34 U.S. Troops Suffer Traumatic Brain Injury from Iran’s Counter Attack
In contrast to initial reports dismissing injuries among American service members, 34 American troops suffered traumatic brain injuries from Iranian airstrikes on Al Asad Air Base in Iraq earlier this month.
On January 8 Iran fired over a dozen ballistic missiles at Iraqi military bases that housed U.S. military personnel in retaliation for the assassination of Iranian General Soleimani days earlier. Iran reportedly advised Iraq in advance of the attack, and Iraq passed that information on to the U.S. Despite initial reports from the U.S. military saying that there were no casualties, the following week the Pentagon reported that 11 U.S. service members had suffered concussions or traumatic brain injury (TBI) as a result of the strike. This week that number was increased to 34 service members with TBI. So far 17 of those injured have returned to active duty in Iraq, 9 are being treated in Germany, and the rest have returned to the U.S. for treatment.
Traumatic Brain Injury and The Military
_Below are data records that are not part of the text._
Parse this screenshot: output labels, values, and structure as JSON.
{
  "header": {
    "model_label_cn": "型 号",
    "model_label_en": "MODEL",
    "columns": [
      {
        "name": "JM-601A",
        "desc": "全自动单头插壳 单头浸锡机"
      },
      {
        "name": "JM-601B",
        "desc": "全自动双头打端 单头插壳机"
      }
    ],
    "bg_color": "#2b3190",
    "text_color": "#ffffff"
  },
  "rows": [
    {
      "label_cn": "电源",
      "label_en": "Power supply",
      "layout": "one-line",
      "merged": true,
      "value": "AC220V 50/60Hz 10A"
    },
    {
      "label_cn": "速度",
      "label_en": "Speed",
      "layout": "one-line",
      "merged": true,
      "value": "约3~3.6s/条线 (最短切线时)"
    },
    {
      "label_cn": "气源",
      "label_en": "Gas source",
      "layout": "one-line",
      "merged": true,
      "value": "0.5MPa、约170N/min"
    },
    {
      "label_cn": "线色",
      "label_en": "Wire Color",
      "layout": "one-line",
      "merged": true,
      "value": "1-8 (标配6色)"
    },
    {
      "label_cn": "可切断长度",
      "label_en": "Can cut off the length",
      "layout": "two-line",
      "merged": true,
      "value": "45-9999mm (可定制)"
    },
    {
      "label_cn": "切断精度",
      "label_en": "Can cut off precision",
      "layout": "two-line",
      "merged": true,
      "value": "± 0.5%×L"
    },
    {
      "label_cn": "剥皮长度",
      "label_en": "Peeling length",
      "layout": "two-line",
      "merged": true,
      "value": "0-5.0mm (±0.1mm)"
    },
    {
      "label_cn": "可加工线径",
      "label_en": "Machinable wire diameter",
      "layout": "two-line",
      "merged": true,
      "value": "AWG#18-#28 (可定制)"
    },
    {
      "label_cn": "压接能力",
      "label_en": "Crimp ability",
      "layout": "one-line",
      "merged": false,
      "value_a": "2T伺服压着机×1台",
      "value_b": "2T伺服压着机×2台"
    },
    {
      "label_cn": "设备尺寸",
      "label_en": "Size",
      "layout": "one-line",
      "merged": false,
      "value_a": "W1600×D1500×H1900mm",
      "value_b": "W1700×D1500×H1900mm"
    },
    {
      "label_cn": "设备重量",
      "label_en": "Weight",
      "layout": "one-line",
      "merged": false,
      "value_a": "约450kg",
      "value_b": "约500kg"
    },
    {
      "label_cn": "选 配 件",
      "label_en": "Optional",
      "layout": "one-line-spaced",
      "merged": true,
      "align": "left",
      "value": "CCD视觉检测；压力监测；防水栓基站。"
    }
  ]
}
The change in numbers following the January 8 attack makes sense because the symptoms of TBI may not appear until hours or days later. Initial symptoms can range from disorientation and confusion to loss of consciousness and even going into a coma. The 34 service members injured in this month will join over 400,000 others who have also been diagnosed with TBI. Current tracking of military personal with TBI does not differentiate between injuries sustained in combat and those from other causes. However, the Department of Defense estimates that 22% of all combat casualties from the conflicts in Iraq and Afghanistan are brain injuries, the rate for Vietnam is 12%.
TBI is often referred to as the signature injury of Iraq and Afghanistan and the high rates of TBI are due to both an increasing understanding of brain trauma and the types of weapons used in modern combat. Blast force from improvised explosive devices (IEDs) as well as conventional weapons like the ballistic missiles used by Iran can cause TBI, as can any serious impact to the head.
TBI is characterized by disruption to the functions of the brain and can lead to short and long term changes in how the brain works. Symptoms can vary widely and may include memory loss surrounding the event, nausea, mood changes, cognitive impairments, and vision, speech, or sensory deficits. For moderate and severe cases of TBI the symptoms can be permanent. TBI is also associated with an increased risk of suicide, which increases further for those who suffer multiple head traumas, and there are links between TBI and Post Traumatic Stress Disorder (PTSD).
Trump’s Comments on the Incident
On January 22 the AP questioned President Trump about why the initial reports from the White House stated that no Americans were harmed in the attack, he responded, “I heard they had headaches and a couple of other things … and I can report it is not very serious.”
These comments have drawn sharp criticism from those familiar with TBI. The Veterans of Foreign Wars (VFW) has a posted statement on their website calling on the President to apologize and noting that “TBI is a serious injury that cannot be taken lightly.”
Representative Bill Pascal (D-NJ) of the Co-Chair of the Congressional Brain Injury Task Force sent a letter to the Undersecretary of Defense and the Assistant Secretary of Defense for Health Affairs on January 23 citing the Presidents comments. In the letter Pascal asked for details about the aftermath of the attack and questioned why troops “continued to operate in exposed position” in spite of warnings of the attack. He also asks for reassurance that the DOD and Department of Veterans Affairs remain committed to understanding these types on injuries, despite the President’s comments, and mentions $50 million in new funding that was granted to the DOD and VA last year for research on concussions.
New Developments in Treating TBI
For the hundreds of thousands of veterans and millions of other Americans impacted by TBI there is currently no cure. Research on treatment and prevention is exploring several avenues. Scientists from Northwestern University have been studying the use of nano-particles to reduce brain swelling after TBI and published a study last week with promising results. A team at the University of Texas Medical Branch Galveston has been researching how TBI reduces growth hormone production and why growth hormone replacement can help TBI patients improve.